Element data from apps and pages
┄┄┄┄┄┄┄┄┄┄

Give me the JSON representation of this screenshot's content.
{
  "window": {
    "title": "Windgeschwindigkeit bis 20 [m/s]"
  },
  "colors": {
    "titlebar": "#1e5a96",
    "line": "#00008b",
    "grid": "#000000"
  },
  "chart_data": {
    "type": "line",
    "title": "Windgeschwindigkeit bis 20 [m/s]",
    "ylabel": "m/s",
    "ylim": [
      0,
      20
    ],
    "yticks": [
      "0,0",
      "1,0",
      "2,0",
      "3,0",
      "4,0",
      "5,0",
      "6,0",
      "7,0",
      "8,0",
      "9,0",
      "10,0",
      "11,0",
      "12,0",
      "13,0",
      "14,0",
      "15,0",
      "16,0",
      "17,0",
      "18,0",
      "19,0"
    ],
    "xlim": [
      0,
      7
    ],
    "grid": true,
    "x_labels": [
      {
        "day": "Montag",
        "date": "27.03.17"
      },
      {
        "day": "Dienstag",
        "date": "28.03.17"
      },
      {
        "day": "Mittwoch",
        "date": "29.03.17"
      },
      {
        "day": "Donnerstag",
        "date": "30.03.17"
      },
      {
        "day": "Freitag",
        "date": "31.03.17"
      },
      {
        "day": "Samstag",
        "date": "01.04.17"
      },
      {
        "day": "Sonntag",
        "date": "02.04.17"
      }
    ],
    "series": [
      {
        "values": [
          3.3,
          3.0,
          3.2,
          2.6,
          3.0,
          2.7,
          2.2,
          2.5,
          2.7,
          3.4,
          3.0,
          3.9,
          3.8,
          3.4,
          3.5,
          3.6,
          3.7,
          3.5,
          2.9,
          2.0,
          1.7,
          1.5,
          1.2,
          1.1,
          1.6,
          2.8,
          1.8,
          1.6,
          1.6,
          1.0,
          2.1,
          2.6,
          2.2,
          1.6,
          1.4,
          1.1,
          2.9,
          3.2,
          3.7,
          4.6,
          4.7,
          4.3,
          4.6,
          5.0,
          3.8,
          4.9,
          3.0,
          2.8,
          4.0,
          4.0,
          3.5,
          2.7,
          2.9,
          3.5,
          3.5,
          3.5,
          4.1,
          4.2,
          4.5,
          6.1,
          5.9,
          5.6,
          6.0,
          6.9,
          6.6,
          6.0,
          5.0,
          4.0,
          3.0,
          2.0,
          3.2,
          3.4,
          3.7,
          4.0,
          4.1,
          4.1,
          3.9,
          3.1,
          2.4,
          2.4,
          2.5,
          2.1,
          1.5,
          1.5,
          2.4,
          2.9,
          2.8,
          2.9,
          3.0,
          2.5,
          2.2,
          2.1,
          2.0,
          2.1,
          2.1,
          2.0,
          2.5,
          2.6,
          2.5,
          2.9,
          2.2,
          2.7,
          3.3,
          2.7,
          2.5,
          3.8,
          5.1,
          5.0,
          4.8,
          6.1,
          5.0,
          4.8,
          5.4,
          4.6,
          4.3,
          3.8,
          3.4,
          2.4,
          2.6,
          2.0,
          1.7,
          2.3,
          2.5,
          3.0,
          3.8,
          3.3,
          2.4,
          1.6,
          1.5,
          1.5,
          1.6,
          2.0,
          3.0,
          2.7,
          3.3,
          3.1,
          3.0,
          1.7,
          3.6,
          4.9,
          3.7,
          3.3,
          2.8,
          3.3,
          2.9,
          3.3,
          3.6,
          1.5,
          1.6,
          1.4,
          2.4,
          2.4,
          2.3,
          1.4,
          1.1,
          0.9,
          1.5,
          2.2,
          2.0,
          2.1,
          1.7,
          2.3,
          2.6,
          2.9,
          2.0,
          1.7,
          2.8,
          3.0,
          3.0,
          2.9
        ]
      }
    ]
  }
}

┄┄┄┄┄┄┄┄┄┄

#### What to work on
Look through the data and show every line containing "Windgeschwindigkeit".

#### Solution below
    "title": "Windgeschwindigkeit bis 20 [m/s]"
    "title": "Windgeschwindigkeit bis 20 [m/s]",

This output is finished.